It would be difficult to speculate on how much the ICC contributed to deterring election related violence. But I think it is indisputable that it was a force for restraint.
American policy should be designed to encourage him to make good on his promise to appear before the ICC, without prejudice to whether or not Washington believes he is guilty.
I speak with Naomi Kikoler of the Global Center for the Responsibility to Protect about the prospects for mass atrocity in Kenya and what the international community can do to mitigate the threat.
The Kenyan journalist Wycliffe Muga and I have a wide ranging discussion about Kenyan politics and Kenyan views of the US election.
It was probably only a matter of time. After years of consternation about the crisis unfolding on its northern border, yesterday Kenyan troops at last made their move and entered Somalia, chasing down the militants who allegedly kidnapped aid workers in a refugee camp earlier this week.
In a statement issued by the White House, President Obama declares his support for the International Criminal Court's intervention in Kenya. This is a big deal.
Kenyan Pundit, a blogger based in Johannesburg, is blogging about rumors of conflict between Kenya’s indigenous Samburu people and government forces. (The Samburu are a semi-nomadic tribe, in north-Central Kenya, and their traditional lifestyle is under a lot of pressure from population growth in Kenya and the loss of cattle-grazing land.) Kenyan Pundit is aggregating news reports and reports from eye-witnesses. Here’s what she has to say:
“Turns out, my cursory research has unearthed more questions than answers. And very disturbing questions at that.
The first stories I came across in the local media, were the typical fighting over resources/pasture/bandits ones.
How six cops can be shot dead by cattle rustlers is a whole other can of worms relating to whether the government is really in charge of North Eastern province and whether it really cares…but I digress.
More recent stories begin to hint at an ethnic element to the fighting talking of organized forced evictions of the Samburu and Turkana from their grazing lands. The local PC appears to be, in not so many words, clueless…”
If you go back through news about the Samburu and the area of Isiolo, you can see a series of shocks to quality of life, including a cholera outbreak, a drought and an elephant die-off, as well as a pattern of small-scale fighting over pasture.
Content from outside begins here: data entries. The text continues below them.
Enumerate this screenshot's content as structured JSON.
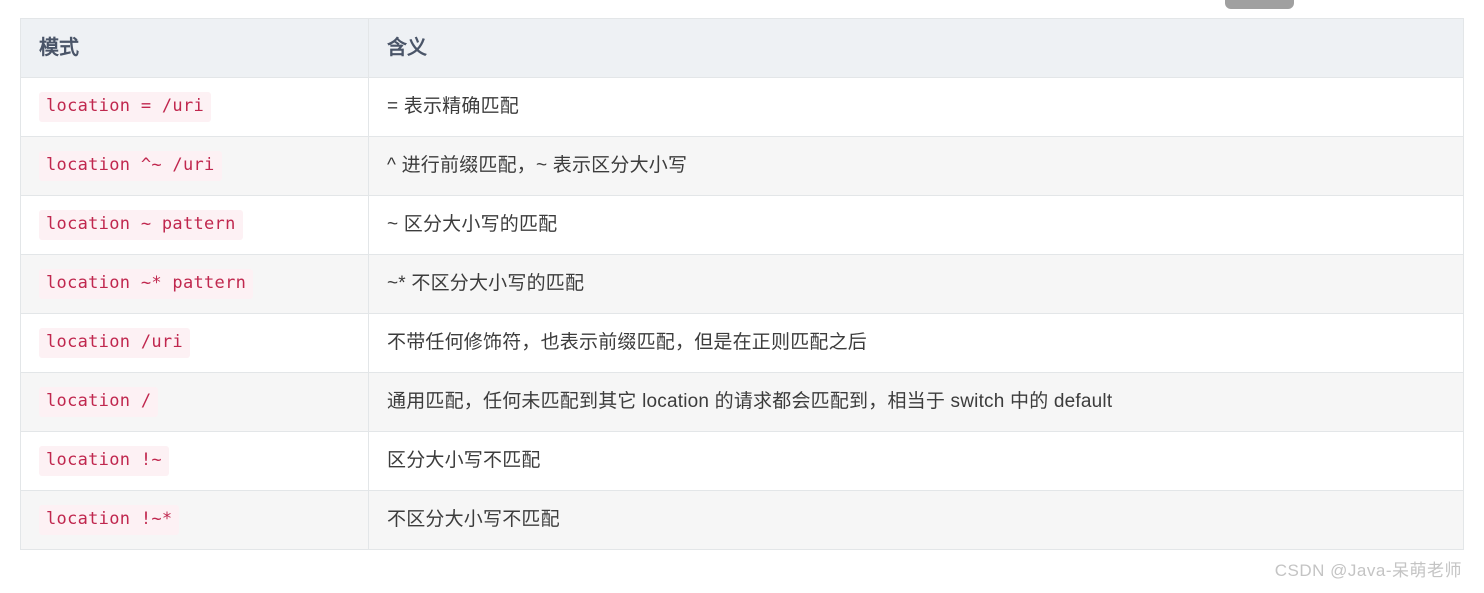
{
  "watermark": "CSDN @Java-呆萌老师",
  "table": {
    "headers": {
      "mode": "模式",
      "meaning": "含义"
    },
    "rows": [
      {
        "mode": "location = /uri",
        "meaning": "= 表示精确匹配"
      },
      {
        "mode": "location ^~ /uri",
        "meaning": "^ 进行前缀匹配，~ 表示区分大小写"
      },
      {
        "mode": "location ~ pattern",
        "meaning": "~ 区分大小写的匹配"
      },
      {
        "mode": "location ~* pattern",
        "meaning": "~* 不区分大小写的匹配"
      },
      {
        "mode": "location /uri",
        "meaning": "不带任何修饰符，也表示前缀匹配，但是在正则匹配之后"
      },
      {
        "mode": "location /",
        "meaning": "通用匹配，任何未匹配到其它 location 的请求都会匹配到，相当于 switch 中的 default"
      },
      {
        "mode": "location !~",
        "meaning": "区分大小写不匹配"
      },
      {
        "mode": "location !~*",
        "meaning": "不区分大小写不匹配"
      }
    ]
  },
  "colors": {
    "header_bg": "#eef1f4",
    "header_text": "#4a5568",
    "code_text": "#c0274e",
    "code_bg": "#fdf1f4",
    "row_alt_bg": "#f6f6f6",
    "border": "#e3e6e8",
    "watermark_text": "#c4c4c4",
    "top_pill": "#a0a0a0"
  }
}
Most of this is caused or exacerbated by climate change, and you can see how they’d add up to larger clashes. It makes me wonder – maybe this is one more picture of what global warming looks like?